We’re thrilled to have C.W. Marshall as our guest speaker for The Society for the Destitute Presents Titus Bouffonius. He’ll be presenting his talk “Smashing Genres: Violence, Humour, and Titus” after both the November 29th and 30th performances.
C.W. Marshall is Professor of Greek at the University of British Columbia. He writes about ancient performance conventions, and how classical ideas persist in modern popular culture, especially television and comics. He has directed plays by Tony Harrison and Tom Stoppard, and has acted in various Shakespeare productions, playing Marc Antony and Bassanio in St. John’s, Newfoundland, and Polonius in Vancouver.
GOVERNANCE! VOTING! REFRESHMENTS! GOOD TIMES!
Join us on Tuesday, November 14th as we partner with Neworld Theatre, Electric Company Theatre, The Chop Theatre, and Hardline Productions for the 2017 installment of AGM-apalooza, the season’s most exhilarating non-theatrical theatrical event. You’ll get the inside intelligence on where these five companies are now, and where they’re going next.
There will be a speedy, tag-team AGM session at 7pm, followed by break-out meetings for each company. Join us in the Rumble office to vote for our new Board and check out our financials while eating snacks with friends. Please note that while the AGM is wheelchair accessible, the Rumble office is located up a set of stairs.
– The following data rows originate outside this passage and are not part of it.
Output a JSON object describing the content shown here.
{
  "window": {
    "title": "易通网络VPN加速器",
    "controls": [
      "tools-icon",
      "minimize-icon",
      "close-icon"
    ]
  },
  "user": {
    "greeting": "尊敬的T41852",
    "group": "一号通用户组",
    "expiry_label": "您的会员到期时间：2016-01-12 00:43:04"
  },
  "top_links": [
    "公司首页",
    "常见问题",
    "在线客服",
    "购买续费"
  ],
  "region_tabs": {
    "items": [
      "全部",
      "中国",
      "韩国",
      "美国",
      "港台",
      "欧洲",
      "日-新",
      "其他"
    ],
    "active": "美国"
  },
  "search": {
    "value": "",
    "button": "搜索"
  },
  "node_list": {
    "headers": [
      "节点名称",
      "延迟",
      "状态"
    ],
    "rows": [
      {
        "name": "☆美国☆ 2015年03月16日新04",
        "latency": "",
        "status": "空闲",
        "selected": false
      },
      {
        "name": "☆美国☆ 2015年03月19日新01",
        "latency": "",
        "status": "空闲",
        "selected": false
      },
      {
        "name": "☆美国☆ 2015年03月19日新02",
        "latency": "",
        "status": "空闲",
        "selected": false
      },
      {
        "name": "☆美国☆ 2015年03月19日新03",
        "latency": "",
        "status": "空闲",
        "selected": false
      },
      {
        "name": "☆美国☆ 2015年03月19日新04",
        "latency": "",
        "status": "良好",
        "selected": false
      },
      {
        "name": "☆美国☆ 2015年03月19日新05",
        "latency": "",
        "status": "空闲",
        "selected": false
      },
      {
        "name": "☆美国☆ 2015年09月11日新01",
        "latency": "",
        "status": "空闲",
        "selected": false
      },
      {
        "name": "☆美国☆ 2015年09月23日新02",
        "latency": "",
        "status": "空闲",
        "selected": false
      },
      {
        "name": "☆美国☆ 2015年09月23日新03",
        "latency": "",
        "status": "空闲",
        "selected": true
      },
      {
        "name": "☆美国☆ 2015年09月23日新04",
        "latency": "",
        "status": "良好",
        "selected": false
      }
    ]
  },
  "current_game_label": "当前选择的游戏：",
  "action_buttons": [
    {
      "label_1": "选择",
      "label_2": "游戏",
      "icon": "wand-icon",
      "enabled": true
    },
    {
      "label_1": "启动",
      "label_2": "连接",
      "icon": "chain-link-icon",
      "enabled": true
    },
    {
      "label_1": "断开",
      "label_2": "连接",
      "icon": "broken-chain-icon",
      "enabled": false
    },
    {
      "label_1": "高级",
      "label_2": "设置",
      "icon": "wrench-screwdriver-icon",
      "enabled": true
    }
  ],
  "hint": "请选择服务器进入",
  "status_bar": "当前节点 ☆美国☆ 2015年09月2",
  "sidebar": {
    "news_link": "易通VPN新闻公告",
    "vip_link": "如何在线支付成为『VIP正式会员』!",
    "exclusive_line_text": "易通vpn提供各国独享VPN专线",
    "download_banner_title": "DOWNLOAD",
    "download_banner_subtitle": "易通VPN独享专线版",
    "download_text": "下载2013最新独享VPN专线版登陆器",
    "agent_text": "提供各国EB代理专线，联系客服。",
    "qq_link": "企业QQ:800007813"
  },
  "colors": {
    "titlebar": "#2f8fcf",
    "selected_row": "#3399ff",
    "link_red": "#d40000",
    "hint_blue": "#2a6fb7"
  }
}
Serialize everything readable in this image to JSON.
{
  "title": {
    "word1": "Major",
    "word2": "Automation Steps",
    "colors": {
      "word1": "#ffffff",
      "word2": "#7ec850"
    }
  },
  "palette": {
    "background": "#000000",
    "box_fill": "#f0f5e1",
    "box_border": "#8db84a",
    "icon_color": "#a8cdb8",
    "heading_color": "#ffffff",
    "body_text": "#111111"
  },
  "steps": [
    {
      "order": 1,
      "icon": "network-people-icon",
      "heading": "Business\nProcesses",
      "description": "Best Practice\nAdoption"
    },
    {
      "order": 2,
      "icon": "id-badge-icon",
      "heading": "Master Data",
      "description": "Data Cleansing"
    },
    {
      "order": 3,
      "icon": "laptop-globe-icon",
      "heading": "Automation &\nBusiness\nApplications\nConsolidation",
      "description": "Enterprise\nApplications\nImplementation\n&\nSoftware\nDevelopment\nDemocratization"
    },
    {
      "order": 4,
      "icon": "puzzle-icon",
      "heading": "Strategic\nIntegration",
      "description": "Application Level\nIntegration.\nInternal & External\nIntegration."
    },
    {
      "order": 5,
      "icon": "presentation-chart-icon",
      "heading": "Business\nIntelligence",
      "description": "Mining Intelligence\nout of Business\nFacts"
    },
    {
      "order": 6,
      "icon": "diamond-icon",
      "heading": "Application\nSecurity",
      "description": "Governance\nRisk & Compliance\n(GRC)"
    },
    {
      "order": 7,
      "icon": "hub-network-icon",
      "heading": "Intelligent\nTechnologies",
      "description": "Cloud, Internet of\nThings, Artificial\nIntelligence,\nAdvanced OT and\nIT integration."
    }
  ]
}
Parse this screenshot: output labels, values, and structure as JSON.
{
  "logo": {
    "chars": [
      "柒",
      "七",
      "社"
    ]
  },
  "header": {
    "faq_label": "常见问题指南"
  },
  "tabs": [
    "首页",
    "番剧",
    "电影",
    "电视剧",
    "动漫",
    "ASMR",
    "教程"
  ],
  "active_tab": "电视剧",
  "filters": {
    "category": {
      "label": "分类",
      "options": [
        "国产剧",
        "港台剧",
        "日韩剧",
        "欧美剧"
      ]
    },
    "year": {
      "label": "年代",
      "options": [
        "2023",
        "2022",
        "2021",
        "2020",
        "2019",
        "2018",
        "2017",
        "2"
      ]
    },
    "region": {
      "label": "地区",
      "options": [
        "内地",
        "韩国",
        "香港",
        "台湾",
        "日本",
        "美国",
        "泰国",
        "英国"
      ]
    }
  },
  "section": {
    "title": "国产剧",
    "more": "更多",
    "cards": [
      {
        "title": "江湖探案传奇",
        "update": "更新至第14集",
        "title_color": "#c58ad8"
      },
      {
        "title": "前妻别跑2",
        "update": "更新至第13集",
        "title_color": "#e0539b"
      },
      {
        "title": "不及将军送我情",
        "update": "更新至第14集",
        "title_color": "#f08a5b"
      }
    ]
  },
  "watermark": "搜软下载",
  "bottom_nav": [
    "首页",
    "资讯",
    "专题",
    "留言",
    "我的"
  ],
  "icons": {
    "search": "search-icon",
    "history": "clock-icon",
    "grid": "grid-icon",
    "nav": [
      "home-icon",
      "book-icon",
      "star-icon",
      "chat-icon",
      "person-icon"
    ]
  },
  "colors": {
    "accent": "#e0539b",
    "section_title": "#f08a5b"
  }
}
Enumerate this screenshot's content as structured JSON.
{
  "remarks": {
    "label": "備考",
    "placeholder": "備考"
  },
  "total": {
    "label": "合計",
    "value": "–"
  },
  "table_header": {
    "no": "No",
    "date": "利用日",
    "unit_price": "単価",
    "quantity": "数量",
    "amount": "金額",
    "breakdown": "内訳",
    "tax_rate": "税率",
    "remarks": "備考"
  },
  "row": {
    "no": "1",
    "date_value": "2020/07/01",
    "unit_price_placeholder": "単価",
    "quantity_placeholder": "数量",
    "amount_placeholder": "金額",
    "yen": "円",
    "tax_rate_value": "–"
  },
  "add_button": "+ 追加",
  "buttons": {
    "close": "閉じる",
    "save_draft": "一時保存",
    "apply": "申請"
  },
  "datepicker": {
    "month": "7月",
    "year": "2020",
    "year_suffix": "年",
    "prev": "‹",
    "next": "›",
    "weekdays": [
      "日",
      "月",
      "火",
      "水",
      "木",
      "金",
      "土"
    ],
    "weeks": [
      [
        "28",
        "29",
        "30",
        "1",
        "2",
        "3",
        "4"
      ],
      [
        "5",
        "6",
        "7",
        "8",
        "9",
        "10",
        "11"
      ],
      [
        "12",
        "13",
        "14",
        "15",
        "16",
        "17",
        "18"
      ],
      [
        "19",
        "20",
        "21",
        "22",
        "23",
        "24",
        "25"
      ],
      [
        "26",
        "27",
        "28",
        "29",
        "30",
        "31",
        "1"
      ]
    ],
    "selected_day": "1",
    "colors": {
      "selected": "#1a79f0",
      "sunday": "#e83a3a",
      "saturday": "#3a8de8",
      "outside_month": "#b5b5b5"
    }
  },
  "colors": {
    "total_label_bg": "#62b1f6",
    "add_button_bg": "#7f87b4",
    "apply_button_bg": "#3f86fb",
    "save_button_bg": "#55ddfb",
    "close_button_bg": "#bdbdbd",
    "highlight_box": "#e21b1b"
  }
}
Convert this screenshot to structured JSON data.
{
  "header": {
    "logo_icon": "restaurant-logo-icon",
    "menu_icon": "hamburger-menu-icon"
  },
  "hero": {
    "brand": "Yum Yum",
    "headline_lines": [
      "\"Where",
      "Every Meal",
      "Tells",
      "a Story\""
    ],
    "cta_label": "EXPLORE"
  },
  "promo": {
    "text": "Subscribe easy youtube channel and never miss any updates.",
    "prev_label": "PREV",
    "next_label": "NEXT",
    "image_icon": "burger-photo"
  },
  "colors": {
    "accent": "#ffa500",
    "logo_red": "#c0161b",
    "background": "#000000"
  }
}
When: Tuesday, November 14, 2017. Doors at 6pm, AGMs begin at 7pm.
Where: PL1422, 1422 William Street, Vancouver, BC
Admission: Entry is $5 and gets you membership to all 5 companies.
There will be a cash bar, too, so please remember to bring all your coins and bills. (No ATM on site, sorry.)
No official RSVP necessary, but you can let us know if you’re coming via our Facebook event.
We’re thrilled to announce that Indian Arm — the first play we commissioned as part of our adaptation program — has been awarded the 2017 Governor General’s Literary Award for Drama.
The play resonated with the audiences who saw our premiere production of Indian Arm in 2015. And it clearly resonated with the GG peer assessment committee, as well.
The committee praised Indian Arm as “a timely and evocative manifestation of the characters’ struggle with their relationship to the land. Hiro Kanagawa masterfully navigates the tension between Indigenous and settler identities as they work to figure out how we can live together. Mythic. Heart-breaking. Poetic.”
To read more about the GG winners, click here.